:: What this task involves ::
Check every line of the material below for the string "AcqInit", and return the ones that have it.

━━━━━ Extracted data

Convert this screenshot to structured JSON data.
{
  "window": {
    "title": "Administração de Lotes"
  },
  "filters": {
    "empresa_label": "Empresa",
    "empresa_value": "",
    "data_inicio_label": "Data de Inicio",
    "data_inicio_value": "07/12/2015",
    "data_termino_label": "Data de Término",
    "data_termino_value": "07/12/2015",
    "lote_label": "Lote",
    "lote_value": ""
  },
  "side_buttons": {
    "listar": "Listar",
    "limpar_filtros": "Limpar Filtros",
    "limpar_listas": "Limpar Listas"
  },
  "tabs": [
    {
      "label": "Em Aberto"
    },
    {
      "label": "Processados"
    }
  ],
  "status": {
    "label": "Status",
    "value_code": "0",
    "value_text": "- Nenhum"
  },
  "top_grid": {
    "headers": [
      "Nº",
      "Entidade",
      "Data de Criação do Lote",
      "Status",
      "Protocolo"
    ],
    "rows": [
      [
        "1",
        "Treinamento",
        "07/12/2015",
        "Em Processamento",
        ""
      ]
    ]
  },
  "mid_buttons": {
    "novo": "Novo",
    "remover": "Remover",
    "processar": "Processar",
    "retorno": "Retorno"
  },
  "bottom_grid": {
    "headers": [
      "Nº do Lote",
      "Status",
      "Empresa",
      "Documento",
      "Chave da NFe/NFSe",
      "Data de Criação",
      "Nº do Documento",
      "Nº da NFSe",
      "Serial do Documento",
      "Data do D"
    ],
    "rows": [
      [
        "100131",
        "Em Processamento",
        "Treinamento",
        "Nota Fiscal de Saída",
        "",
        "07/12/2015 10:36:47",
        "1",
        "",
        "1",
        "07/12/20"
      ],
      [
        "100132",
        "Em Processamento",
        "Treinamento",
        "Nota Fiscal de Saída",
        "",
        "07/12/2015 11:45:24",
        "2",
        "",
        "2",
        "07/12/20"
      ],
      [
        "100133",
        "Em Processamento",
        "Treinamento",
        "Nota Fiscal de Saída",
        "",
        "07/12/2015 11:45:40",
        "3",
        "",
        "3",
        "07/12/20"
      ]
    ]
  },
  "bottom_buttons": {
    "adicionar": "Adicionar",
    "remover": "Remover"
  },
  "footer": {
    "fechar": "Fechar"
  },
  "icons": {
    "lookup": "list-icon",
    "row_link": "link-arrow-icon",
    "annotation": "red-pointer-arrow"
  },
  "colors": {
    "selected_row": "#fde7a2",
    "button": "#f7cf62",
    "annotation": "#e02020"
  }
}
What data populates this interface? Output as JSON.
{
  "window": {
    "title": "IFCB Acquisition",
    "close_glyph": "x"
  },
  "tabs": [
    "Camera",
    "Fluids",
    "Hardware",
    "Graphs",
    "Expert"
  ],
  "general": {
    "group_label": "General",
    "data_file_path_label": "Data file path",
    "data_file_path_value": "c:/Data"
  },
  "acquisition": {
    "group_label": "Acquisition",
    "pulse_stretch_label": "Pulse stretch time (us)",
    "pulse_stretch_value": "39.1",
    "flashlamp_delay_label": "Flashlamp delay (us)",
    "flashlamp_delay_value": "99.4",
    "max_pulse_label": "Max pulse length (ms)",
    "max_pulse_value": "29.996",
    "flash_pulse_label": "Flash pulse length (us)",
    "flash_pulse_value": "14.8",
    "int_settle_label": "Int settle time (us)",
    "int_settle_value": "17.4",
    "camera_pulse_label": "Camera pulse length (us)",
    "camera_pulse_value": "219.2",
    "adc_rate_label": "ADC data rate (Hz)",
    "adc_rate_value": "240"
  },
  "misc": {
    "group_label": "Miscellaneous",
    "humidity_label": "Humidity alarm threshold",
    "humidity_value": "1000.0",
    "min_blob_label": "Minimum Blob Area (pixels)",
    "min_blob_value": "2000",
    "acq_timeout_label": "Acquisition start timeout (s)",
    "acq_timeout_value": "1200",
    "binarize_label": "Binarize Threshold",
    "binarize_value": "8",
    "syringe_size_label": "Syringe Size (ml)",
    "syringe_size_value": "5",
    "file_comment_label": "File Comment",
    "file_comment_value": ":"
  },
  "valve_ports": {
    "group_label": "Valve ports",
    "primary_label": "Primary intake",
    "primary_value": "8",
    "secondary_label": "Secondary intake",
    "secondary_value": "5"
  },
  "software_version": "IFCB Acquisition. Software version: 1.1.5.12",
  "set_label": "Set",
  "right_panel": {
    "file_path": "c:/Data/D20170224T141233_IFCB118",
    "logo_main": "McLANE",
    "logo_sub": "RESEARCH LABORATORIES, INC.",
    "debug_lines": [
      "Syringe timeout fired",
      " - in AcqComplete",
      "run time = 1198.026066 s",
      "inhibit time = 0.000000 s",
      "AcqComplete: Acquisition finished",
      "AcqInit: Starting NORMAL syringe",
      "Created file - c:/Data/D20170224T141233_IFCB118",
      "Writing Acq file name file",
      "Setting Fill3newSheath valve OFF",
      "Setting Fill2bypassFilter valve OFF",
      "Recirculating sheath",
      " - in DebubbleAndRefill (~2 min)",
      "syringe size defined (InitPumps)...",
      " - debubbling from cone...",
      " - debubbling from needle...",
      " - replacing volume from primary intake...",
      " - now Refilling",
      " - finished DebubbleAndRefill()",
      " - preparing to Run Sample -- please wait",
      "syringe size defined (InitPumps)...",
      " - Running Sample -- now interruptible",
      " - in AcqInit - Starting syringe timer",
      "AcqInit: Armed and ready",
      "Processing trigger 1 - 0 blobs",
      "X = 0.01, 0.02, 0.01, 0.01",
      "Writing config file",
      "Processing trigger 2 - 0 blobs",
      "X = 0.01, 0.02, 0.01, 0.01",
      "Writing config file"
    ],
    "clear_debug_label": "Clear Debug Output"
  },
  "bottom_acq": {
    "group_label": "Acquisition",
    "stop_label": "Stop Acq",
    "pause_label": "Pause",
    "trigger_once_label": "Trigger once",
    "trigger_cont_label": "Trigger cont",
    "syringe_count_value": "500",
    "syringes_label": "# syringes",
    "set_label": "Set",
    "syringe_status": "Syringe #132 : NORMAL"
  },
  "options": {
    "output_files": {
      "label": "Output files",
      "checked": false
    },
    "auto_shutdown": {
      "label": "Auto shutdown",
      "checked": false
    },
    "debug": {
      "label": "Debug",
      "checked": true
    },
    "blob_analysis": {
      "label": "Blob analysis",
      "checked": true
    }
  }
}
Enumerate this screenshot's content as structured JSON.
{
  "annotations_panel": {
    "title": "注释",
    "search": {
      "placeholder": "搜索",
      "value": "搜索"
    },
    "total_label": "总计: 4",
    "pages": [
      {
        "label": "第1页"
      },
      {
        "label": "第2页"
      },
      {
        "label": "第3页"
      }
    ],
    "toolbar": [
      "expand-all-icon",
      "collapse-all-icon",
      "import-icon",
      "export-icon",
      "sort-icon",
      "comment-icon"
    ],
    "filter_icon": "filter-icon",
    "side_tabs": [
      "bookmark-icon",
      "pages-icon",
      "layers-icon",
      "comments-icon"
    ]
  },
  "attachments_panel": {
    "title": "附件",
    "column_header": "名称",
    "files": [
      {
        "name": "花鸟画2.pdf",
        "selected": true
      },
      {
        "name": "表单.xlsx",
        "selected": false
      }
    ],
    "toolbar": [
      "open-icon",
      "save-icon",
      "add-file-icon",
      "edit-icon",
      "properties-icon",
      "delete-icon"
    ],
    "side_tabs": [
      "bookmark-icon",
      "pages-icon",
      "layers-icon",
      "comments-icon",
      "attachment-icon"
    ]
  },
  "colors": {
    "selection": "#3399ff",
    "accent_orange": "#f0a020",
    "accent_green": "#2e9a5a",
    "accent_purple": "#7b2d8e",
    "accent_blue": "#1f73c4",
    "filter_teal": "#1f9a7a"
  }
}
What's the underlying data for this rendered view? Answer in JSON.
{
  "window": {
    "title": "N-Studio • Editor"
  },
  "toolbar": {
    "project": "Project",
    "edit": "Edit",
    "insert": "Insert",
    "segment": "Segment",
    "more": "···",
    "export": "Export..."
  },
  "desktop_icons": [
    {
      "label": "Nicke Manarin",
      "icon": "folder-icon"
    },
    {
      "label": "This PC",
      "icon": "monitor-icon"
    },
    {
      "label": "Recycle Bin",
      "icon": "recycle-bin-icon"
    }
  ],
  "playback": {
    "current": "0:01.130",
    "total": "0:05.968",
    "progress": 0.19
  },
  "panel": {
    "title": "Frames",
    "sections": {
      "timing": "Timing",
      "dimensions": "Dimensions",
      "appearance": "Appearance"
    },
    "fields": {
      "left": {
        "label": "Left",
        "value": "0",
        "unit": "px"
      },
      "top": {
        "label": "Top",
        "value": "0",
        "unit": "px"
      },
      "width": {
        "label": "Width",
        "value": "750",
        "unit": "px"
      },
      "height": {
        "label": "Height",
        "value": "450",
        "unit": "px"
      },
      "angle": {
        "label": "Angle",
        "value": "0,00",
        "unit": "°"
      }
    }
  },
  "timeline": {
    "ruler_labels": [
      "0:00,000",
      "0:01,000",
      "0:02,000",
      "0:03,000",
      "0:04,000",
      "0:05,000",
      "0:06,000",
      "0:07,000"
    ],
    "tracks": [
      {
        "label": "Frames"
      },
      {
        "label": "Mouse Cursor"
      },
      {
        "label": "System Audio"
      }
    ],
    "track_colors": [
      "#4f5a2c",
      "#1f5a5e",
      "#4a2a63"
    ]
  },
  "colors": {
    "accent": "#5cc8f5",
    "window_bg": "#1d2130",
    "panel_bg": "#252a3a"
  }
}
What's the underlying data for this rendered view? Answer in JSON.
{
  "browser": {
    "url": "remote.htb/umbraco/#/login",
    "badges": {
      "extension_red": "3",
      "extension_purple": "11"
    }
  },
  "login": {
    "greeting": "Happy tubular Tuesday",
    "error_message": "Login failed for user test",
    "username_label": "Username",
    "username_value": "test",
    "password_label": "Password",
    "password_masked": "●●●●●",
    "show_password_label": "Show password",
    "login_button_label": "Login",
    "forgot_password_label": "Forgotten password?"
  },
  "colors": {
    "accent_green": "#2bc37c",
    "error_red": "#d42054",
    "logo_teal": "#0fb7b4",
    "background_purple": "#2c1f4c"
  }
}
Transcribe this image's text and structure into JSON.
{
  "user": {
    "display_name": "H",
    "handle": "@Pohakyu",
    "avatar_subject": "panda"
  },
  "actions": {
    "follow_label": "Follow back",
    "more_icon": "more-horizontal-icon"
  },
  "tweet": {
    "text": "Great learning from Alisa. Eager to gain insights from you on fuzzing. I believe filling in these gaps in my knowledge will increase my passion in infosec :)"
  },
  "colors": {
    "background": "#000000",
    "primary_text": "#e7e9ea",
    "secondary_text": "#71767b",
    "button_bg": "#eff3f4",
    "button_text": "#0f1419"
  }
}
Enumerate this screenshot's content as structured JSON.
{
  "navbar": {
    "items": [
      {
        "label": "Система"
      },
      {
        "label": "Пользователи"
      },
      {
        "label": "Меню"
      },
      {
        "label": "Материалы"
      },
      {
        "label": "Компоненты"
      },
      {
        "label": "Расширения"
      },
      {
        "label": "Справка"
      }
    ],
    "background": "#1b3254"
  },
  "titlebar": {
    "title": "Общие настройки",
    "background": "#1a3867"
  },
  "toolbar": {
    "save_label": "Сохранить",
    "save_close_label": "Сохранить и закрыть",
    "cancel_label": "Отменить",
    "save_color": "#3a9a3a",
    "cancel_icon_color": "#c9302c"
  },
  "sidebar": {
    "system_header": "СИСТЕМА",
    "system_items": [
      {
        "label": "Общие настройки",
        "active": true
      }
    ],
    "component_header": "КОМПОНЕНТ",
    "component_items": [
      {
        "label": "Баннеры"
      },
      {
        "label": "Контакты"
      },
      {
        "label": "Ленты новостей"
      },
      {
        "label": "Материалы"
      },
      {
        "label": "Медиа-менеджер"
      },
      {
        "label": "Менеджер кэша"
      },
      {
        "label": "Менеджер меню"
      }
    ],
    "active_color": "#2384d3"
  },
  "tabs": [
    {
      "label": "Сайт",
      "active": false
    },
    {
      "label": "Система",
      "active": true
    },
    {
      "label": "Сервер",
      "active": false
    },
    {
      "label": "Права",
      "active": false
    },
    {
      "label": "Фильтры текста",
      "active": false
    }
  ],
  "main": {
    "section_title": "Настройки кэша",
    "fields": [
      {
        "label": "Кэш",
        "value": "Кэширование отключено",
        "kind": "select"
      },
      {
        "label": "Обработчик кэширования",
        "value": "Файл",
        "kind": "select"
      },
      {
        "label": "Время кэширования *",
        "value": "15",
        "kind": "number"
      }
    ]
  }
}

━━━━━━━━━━

:: Task result ::
      "AcqInit: Starting NORMAL syringe",
      " - in AcqInit - Starting syringe timer",
      "AcqInit: Armed and ready",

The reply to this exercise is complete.